I started using Typescript soon after the public announcement in october 2012. And I honestly thought they would have left Alpha status by now (september 2013). I’m frankly disappointed that they haven’t.
Is the “Alpha” status as bad as it sounds? What does this actually mean?
However – organisations who trust their compilers to “just work at all times, as with C#” should probably be careful before they start using Typescript until it reaches version 1.
It is very disappointing to hear open source library maintainers, who adopted Typescript for their library, say they strongly consider leaving Typescript because the number of problems they had with it. In this particular case it is a very large project, written for 0.8 to begin with, and then upgraded to 0.9, where the problems begun (as far as I understood it).
Why use Typescript in the first place?
Looking back I could have got these two things at a much lower “cost” with 1) a good habit using jslint and 2) adopting the commonly used revealing module pattern (or similar) (and getting used to a little boilerplate code).
The IDE part of the story, with solid language services inside Visual Studio, similar to C#, was only a very nice addition and nothing I looked for to begin with.
What I like about using Typescript
* Classes and modules to structure my code
* Catching type errors
* Intellisense for my own code
* Intellisense for external libraries (with the help of community produced definition files)

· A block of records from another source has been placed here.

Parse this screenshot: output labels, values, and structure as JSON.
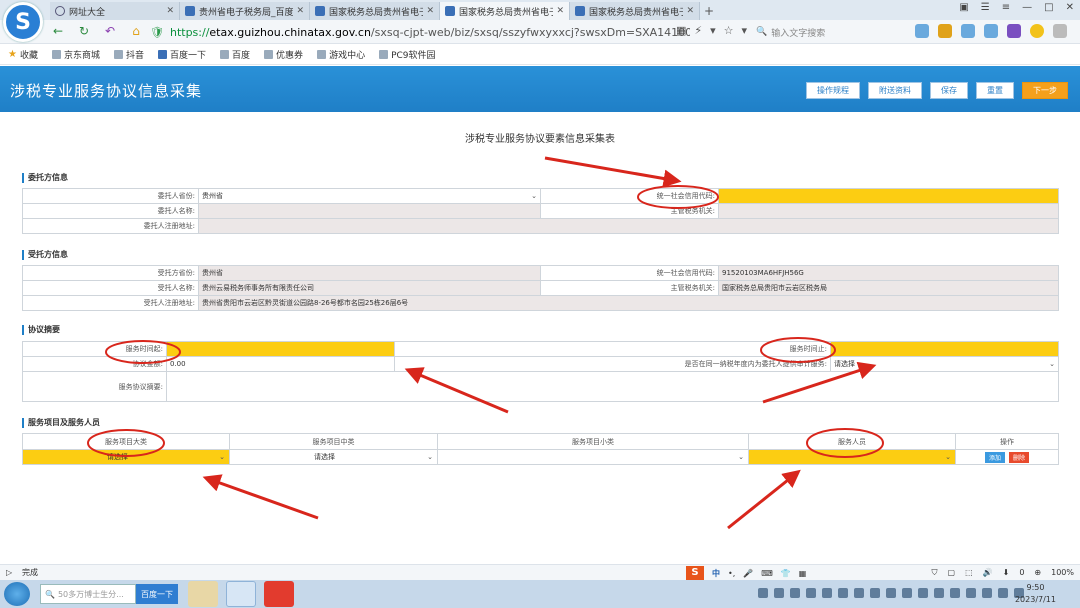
{
  "browser": {
    "tabs": [
      {
        "label": "网址大全",
        "active": false,
        "icon": "globe-icon"
      },
      {
        "label": "贵州省电子税务局_百度",
        "active": false,
        "icon": "paw-icon"
      },
      {
        "label": "国家税务总局贵州省电子",
        "active": false,
        "icon": "tax-icon"
      },
      {
        "label": "国家税务总局贵州省电子",
        "active": true,
        "icon": "tax-icon"
      },
      {
        "label": "国家税务总局贵州省电子",
        "active": false,
        "icon": "tax-icon"
      }
    ],
    "url_scheme": "https://",
    "url_host": "etax.guizhou.chinatax.gov.cn",
    "url_path": "/sxsq-cjpt-web/biz/sxsq/sszyfwxyxxcj?swsxDm=SXA141008001&y",
    "search_placeholder": "输入文字搜索",
    "bookmarks": [
      "收藏",
      "京东商城",
      "抖音",
      "百度一下",
      "百度",
      "优惠券",
      "游戏中心",
      "PC9软件园"
    ]
  },
  "header": {
    "title": "涉税专业服务协议信息采集",
    "buttons": {
      "rules": "操作规程",
      "attach": "附送资料",
      "save": "保存",
      "reset": "重置",
      "next": "下一步"
    }
  },
  "form_title": "涉税专业服务协议要素信息采集表",
  "client": {
    "heading": "委托方信息",
    "province_label": "委托人省份:",
    "province_value": "贵州省",
    "credit_label": "统一社会信用代码:",
    "credit_value": "",
    "name_label": "委托人名称:",
    "name_value": "",
    "tax_office_label": "主管税务机关:",
    "tax_office_value": "",
    "address_label": "委托人注册地址:",
    "address_value": ""
  },
  "agent": {
    "heading": "受托方信息",
    "province_label": "受托方省份:",
    "province_value": "贵州省",
    "credit_label": "统一社会信用代码:",
    "credit_value": "91520103MA6HFJH56G",
    "name_label": "受托人名称:",
    "name_value": "贵州云易税务师事务所有限责任公司",
    "tax_office_label": "主管税务机关:",
    "tax_office_value": "国家税务总局贵阳市云岩区税务局",
    "address_label": "受托人注册地址:",
    "address_value": "贵州省贵阳市云岩区黔灵街道公园路8-26号都市名园25栋26层6号"
  },
  "agreement": {
    "heading": "协议摘要",
    "start_label": "服务时间起:",
    "start_value": "",
    "end_label": "服务时间止:",
    "end_value": "",
    "amount_label": "协议金额:",
    "amount_value": "0.00",
    "annual_label": "是否在同一纳税年度内为委托人提供审计服务:",
    "annual_value": "请选择",
    "summary_label": "服务协议摘要:",
    "summary_value": ""
  },
  "services": {
    "heading": "服务项目及服务人员",
    "columns": [
      "服务项目大类",
      "服务项目中类",
      "服务项目小类",
      "服务人员",
      "操作"
    ],
    "row": {
      "major": "请选择",
      "middle": "请选择",
      "minor": "",
      "staff": "",
      "add": "添加",
      "delete": "删除"
    }
  },
  "statusbar": {
    "text": "完成",
    "zoom": "100%",
    "downloads": "0"
  },
  "taskbar": {
    "search_placeholder": "50多万博士生分...",
    "search_button": "百度一下",
    "time": "9:50",
    "date": "2023/7/11"
  },
  "colors": {
    "header_blue": "#1f7fc7",
    "required_yellow": "#fccd12",
    "next_orange": "#f4a01c",
    "annotation_red": "#d8261c"
  }
}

* Robust code navigation
* Code documentation intellisense, using jsdoc
* Mapping js to ts for debugging within actual typescript while running the code
Laymans questions: Why Generics? And why not using C#?
Also – creating a compiler with such advanced features as generics must be several times more complicated to accomplish with the half finished version of the language itself. I wonder why they did not, at least to begin with, write it with C# or C++?
Typescript is simply awesome for my productivity and my ability to produce reliable, maintainable code. I think Typescript, when it is finished, will be a great step forward for the web developer community, and in turn, for the quality and usability of the web itself.
So, it will be great – but I’m impatient. The compiler errors and the fact that the compiler is still Alpha today, 11 months after the first public announcement is surprising and a disappointment.
“Microsoft officials are saying TypeScript 1.0 will ship “later this year.””
I guess we just need to be patient a little while longer.